Vice President Kamala Harris, the point person for managing the ongoing immigration crisis at the U.S. southern border, argued on Sunday that those suggesting she actually visit the border are "playing political games."
What are the details?
Harris — who has yet to visit the border since being put in charge of the crisis more than a month ago — made the claim in an interview with a local New Hampshire news outlet while she was in the Granite State to tout the Biden administration's infrastructure plan.
"Republicans are attacking you, saying you shouldn't be in New Hampshire talking about infrastructure, you should be at the southern border talking about immigration," a reporter with WMUR-TV said before asking, "How do you respond to that?"
"I'm not going to play political games," Harris shot back.
(The exchange happens at the 1:25 mark in the video below.)
CloseUp: 1-on-1 with Vice President Kamala Harriswww.youtube.com

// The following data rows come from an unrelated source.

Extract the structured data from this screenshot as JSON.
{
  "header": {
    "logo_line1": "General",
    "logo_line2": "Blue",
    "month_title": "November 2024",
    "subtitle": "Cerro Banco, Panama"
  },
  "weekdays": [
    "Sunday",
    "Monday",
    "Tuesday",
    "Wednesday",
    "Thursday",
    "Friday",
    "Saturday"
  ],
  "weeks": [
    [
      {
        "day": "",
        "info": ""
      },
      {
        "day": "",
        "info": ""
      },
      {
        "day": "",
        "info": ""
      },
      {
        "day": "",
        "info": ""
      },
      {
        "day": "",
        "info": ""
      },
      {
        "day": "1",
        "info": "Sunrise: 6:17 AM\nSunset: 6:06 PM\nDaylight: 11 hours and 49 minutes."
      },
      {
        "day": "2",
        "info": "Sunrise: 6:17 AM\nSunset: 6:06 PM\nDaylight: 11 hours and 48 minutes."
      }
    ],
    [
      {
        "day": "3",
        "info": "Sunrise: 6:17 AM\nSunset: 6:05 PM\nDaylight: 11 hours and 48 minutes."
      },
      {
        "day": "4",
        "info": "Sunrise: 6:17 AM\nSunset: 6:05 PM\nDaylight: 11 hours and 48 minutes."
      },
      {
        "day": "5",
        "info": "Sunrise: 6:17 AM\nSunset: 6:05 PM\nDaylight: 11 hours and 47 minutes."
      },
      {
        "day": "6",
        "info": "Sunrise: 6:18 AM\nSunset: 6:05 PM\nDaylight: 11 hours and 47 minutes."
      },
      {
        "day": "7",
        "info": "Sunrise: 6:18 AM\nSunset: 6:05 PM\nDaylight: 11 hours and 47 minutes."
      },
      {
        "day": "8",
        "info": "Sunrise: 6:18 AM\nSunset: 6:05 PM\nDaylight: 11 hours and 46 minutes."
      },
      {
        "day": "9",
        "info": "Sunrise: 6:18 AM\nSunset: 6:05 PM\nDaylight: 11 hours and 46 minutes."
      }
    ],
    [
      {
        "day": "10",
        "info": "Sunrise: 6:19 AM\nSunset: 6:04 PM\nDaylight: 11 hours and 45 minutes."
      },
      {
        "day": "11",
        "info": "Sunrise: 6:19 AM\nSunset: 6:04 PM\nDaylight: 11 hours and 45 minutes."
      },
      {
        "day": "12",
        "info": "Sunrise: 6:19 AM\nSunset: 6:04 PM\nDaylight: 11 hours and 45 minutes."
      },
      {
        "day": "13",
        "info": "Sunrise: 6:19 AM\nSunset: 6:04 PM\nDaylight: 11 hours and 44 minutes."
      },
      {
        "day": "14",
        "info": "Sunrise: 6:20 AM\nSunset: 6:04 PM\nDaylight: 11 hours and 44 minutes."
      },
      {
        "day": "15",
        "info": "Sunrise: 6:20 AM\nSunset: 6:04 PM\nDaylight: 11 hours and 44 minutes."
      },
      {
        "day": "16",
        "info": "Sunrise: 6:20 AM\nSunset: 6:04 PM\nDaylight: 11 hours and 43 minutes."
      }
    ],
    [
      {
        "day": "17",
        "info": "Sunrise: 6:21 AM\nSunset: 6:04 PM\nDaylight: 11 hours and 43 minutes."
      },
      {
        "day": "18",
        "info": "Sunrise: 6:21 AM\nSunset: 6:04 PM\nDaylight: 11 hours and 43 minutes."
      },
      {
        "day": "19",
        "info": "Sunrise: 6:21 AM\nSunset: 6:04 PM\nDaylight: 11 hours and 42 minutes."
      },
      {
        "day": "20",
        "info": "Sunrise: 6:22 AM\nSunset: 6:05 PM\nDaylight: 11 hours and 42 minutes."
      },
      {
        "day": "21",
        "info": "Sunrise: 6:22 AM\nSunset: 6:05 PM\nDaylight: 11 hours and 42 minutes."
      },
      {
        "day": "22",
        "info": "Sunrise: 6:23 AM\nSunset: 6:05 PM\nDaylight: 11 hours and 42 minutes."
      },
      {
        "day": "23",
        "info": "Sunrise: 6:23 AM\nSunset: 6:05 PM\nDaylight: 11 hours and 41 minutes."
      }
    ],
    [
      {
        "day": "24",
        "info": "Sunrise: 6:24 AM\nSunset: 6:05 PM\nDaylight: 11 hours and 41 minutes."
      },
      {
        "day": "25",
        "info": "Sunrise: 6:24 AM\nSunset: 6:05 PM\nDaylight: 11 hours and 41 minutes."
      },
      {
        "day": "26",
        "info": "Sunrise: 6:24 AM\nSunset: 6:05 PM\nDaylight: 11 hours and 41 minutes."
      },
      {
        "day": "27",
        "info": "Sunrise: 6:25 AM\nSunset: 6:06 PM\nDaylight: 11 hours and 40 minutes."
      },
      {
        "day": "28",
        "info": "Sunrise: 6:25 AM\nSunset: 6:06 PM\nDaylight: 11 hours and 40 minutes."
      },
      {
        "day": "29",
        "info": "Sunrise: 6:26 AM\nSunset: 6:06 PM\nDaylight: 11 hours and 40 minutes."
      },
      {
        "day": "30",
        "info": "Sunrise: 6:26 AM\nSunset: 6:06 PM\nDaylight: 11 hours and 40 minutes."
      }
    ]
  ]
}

The vice president then immediately pivoted into a stump speech about the Biden's "American Jobs Plan" — the behemoth $2 trillion spending package, described as an infrastructure bill, which ironically spends next to nothing on highways, bridges, and roads in comparison to the money it doles out for progressive policy initiatives.
The WMUR-TV reporter framed the question by noting objections from Republicans. However, the vice president's failure to visit the border, or even so much as hold a press conference on the border crisis, has drawn some scrutiny from the left, as well.
The Daily Beast ran in article last week headlined, "Where in the World Is Kamala Harris? Spoiler: Not at the Border."
"Who's afraid of the big, bad border? Vice President Kamala Harris, apparently," the left-wing media outlet asked.
Harris was appointed by President Joe Biden on March 24 to lead the administration's efforts to stem migration amid the current surge, which has resulted in thousands of unaccompanied minors being held in grim, cage-like facilities along the U.S. southern border.
Tens of thousands more adult migrants have been released directly into the U.S., presumably without court dates, as the administration struggles to maintain the rapid influx of migrants flooding the country in anticipation of lenient treatment from the new president.
A senior administration official said at the time that Harris, working with Mexico and the Northern Triangle countries — El Salvador, Guatemala and Honduras — would focus on curbing "the current flow of migrants and implementing a long-term strategy that addresses the root causes of migration."